Plaintiff thereafter filed suit. Plaintiff states that at all times he was able to pay but was knowingly misled into withholding payment. A Notice of Default was subsequently filed and a foreclosure sale scheduled on April 9, 2010.
On a motion to dismiss for failure to state a claim under Rule 12(b)(6), all allegations of material fact must be accepted as true and construed in the light most favorable to the nonmoving party.
Cahill v. Liberty Mut. Ins. Co., 80 F.3d 336, 337-38 (9th Cir. 1996). Rule 8(a)(2) requires only "a short and plain statement of the claim showing that the pleader is entitled to relief" in order to "give the defendant fair notice of what the...claim is and the grounds upon which it rests." Bell Atl. Corp. v. Twombly, 127 S.Ct. 1955, 1964 (2007) (quoting Conley v. Gibson, 355 U.S. 41, 47 (1957)). While a complaint attacked by a Rule 12(b)(6) motion to dismiss does not need detailed factual allegations, a plaintiff's obligation to provide the "grounds" of his "entitlement to relief" requires more than labels and conclusions, and a formulaic recitation of the elements of a cause of action will not do. Id. at 1964-65 (internal citations and quotations omitted). Factual allegations must be enough to raise a right to relief above the speculative level. Id. at 1965 (citing 5 C. Wright & A. Miller, Federal Practice and Procedure § 1216, pp. 235-36 (3d ed. 2004) ("The pleading must contain something more...than...a statement of facts that merely creates a suspicion [of] a legally cognizable right of action")). A court is not required to accept as true a legal conclusion couched as a factual allegation. Ashcroft v. Iqbal, 129 S.Ct. 1937, 1949 (2009).
A court granting a motion to dismiss a complaint must then decide whether to grant leave to amend. A court should "freely give" leave to amend when there is no "undue delay, bad faith[,] dilatory motive on the part of the movant,...undue prejudice to the opposing party by virtue of...the amendment, [or] futility of the amendment...." Fed. R. Civ. P. 15(a); Foman v. Davis, 371 U.S. 178, 182 (1962).

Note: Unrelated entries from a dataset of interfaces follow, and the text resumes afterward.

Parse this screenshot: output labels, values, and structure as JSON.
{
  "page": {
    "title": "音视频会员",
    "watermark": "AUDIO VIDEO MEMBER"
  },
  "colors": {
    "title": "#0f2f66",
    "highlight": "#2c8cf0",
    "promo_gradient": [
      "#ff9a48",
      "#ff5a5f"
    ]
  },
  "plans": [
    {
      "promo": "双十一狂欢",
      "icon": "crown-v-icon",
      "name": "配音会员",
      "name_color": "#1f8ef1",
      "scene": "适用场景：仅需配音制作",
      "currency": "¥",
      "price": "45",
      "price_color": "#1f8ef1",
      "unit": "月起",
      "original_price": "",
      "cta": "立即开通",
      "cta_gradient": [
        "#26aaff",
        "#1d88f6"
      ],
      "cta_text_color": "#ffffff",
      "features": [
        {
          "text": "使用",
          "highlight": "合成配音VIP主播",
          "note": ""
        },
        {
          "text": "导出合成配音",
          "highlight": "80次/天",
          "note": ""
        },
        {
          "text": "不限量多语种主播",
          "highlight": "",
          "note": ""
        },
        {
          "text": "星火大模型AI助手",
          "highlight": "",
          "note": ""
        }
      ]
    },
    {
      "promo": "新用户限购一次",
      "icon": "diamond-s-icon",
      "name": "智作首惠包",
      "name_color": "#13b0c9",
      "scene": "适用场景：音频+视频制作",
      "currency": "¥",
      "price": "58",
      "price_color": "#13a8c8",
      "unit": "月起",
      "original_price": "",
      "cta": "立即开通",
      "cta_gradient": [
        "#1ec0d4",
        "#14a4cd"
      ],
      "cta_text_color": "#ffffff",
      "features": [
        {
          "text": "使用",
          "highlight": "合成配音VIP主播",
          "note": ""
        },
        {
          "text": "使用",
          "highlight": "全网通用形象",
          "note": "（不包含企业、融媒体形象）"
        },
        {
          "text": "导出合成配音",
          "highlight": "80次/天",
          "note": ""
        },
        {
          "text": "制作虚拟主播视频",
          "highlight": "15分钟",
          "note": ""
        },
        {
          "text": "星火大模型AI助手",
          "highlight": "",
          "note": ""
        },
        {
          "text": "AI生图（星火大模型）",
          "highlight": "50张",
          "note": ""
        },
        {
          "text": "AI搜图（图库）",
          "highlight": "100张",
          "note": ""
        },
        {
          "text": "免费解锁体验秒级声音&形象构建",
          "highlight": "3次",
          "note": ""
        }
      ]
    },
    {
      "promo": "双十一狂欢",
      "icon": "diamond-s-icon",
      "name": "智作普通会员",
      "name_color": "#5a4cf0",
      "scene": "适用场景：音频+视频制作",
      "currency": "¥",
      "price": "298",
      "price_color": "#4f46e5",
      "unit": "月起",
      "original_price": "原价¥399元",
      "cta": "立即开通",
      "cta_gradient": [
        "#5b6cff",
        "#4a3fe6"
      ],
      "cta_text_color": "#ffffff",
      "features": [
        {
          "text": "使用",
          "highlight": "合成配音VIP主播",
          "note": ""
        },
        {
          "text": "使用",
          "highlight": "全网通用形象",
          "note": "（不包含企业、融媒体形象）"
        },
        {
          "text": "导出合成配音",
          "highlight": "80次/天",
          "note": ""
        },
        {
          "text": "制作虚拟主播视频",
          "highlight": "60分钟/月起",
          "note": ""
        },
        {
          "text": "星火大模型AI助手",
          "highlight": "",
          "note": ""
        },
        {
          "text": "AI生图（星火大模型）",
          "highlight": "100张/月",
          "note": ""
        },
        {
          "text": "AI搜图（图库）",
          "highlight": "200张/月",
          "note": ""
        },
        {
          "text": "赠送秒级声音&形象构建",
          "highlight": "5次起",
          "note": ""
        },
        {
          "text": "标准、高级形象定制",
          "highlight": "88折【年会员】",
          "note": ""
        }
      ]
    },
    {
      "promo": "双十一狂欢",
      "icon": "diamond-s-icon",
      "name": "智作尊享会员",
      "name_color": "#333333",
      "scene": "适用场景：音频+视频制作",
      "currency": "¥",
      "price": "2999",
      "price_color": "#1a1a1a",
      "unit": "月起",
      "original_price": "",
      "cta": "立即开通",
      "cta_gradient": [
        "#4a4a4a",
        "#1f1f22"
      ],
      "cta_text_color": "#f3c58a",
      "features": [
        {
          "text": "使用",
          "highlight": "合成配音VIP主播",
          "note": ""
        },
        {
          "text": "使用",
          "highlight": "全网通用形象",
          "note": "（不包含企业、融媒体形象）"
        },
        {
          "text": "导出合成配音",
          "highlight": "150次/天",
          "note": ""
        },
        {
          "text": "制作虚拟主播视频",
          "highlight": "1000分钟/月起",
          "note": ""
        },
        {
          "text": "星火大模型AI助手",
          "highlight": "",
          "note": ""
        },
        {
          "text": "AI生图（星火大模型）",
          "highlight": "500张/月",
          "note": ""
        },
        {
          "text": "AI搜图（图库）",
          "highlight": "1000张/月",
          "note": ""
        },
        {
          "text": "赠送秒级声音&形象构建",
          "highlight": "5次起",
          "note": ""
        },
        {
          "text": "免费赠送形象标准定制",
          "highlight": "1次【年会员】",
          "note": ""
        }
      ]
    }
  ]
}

Generally, leave to amend is denied only when it is clear the deficiencies of the complaint cannot be cured by amendment. DeSoto v. Yellow Freight Sys., Inc., 957 F.2d 655, 658 (9th Cir. 1992).
The gravemen of Plaintiff's Complaint is that Defendant had indicated Plaintiff's loan would be modified if Plaintiff was delinquent on payments. However, Plaintiff has failed to set forth any information supporting the existence of a binding obligation in which Defendant was required to provide such modification or incur liability for failure to do so.
Plaintiff's Complaint at no point alleges that an oral contract was executed or that the conversations alleged amounted to a legally cognizable modification to the written agreement entered into by parties. Despite Plaintiff's attempt in his Opposition to couch Defendant's words as guaranteeing that "modification '...would...be...made...'" (Pl.'s Opp'n 3:9.), Plaintiff's Complaint acknowledges that Plaintiff was "informed that he must be behind in his payments before a loan modification would be considered." (Pl.'s Compl. ¶ 15.) (emphasis added).
Defendant's advice on what might trigger consideration is hardly ground on which Defendant may incur liability on the myriad of causes of action alleged. Regardless of Plaintiff's implication that an agreement existed, "[a] court is not required to accept as true a legal conclusion couched ...